Do I Need a Wet or Dry Suit? | Learn more from Wetsuit Centre

Do I Need a Wet or Dry Suit?

Wetsuits and dry suits are both used for a variety of water sports, including surfing, diving and sailing. If you are only just beginning to get into a particular sport you may not understand the difference between the two types of suit and when each one is needed. Wetsuits are somewhat more common than dry-suits and used for a range of activities in the water, whilst dry-suits are much less common, usually being reserved for specific water sports. There is a big difference between the two products and how they work to protect your body from the cold and other elements. This guide will help you choose whether you need a wetsuit or dry-suit and will help you to decide which type is better for you and the activities you take part in. A wetsuit will not keep you dry, however it will keep you warm, whilst a dry-suit will keep you dry and warm whilst in the water.

Wet or Dry?

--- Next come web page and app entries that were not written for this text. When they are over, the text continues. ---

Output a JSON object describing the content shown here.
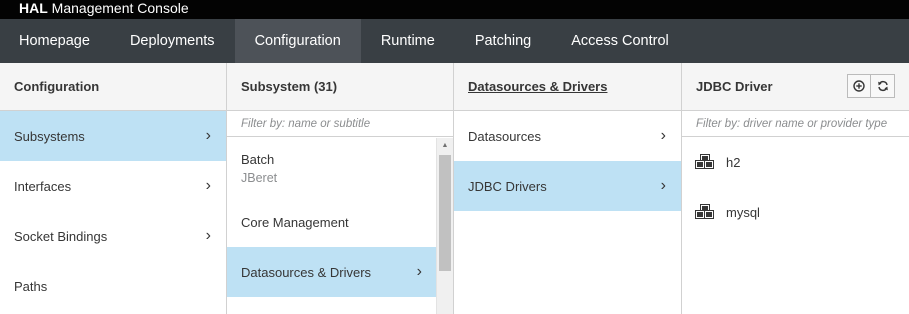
{
  "app": {
    "title_brand": "HAL",
    "title_rest": "Management Console"
  },
  "nav": {
    "items": [
      {
        "label": "Homepage"
      },
      {
        "label": "Deployments"
      },
      {
        "label": "Configuration"
      },
      {
        "label": "Runtime"
      },
      {
        "label": "Patching"
      },
      {
        "label": "Access Control"
      }
    ],
    "active": "Configuration"
  },
  "columns": {
    "configuration": {
      "title": "Configuration",
      "items": [
        {
          "label": "Subsystems",
          "active": true
        },
        {
          "label": "Interfaces"
        },
        {
          "label": "Socket Bindings"
        },
        {
          "label": "Paths"
        }
      ]
    },
    "subsystem": {
      "title": "Subsystem (31)",
      "filter_placeholder": "Filter by: name or subtitle",
      "items": [
        {
          "label": "Batch",
          "subtitle": "JBeret"
        },
        {
          "label": "Core Management"
        },
        {
          "label": "Datasources & Drivers",
          "active": true
        }
      ]
    },
    "datasources": {
      "title": "Datasources & Drivers",
      "items": [
        {
          "label": "Datasources"
        },
        {
          "label": "JDBC Drivers",
          "active": true
        }
      ]
    },
    "jdbc_driver": {
      "title": "JDBC Driver",
      "filter_placeholder": "Filter by: driver name or provider type",
      "items": [
        {
          "label": "h2",
          "icon": "cubes-icon"
        },
        {
          "label": "mysql",
          "icon": "cubes-icon"
        }
      ],
      "buttons": [
        {
          "icon": "add-circle-icon"
        },
        {
          "icon": "refresh-icon"
        }
      ]
    }
  },
  "colors": {
    "titlebar_bg": "#030303",
    "navbar_bg": "#393f44",
    "nav_active_bg": "#4d5258",
    "selected_row_bg": "#bee1f4",
    "header_bg": "#f5f5f5"
  }
}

A wetsuit works by trapping water between the skin and the suit, which is then heated by body heat. The trapped water works as a layer of insulation, keeping you warm when submerged in water. A dry suit works in a different way, by not allowing any water to penetrate the suit, keeping you warm and dry when you take part in diving, or other water sporting activities. Wetsuits have many advantages over dry-suits. They are cheaper, easier to get in and out of and can be repaired or replaced without breaking the bank. Dry-suits, however, require assistance to put on and take off, can cost four or five times the amount than a wetsuit and can be a lot heavier to wear in the water – but people who choose dry-suits often have a much more comfortable dive, due to the additional warmth and dryness of their suit.

What Suit Will I Need?


Wetsuits and dry-suits are used for diving – what you choose will depend on where you plan on diving. Those who work in water will need a thicker, more durable suit that will be more resistant to damage, well as those who dive for fun can get away with a much thinner and sleeker design. Those who work in the water for many hours will find a regular wetsuit loses its warming capability after a period of around three hours – for this reason many people who worked underwater require reinforced dry-suits that have been made from a more heavy duty material. Both wetsuits and dry-suits are used for all forms of scuba diving.


Many sailors choose to wear diving suits to help protect them from the elements, as well as the ocean itself. Most opt for dry-suits so they aren’t affected by waves, splashes or strong winds and also because a wetsuit will only work to keep the wearer warm if they are submerged in water.

Water Sports

Those who partake in activities such as surfing, body boarding, and wind surfing or kayaking may want to opt for a diving wetsuit in order to keep them warm and their bodies protected. Many people find that a dry-suit is too heavy and restrictive for water sports, so wetsuits are often a more popular choice. Remember to choose a wetsuit with “give” to ensure you are not restricted by your suit.

Emergency Suits

Ships and boats that travel through particularly cold bodies of water, for example, within the Arctic Circle will usually carry a collection of suits for emergency situations. These wet and dry suits are designed to keep the wearer warm if they need to exit the ship into cold oceans or lakes. Whatever you need a suit for, visit our online site to see our extensive range of suits for all occasions.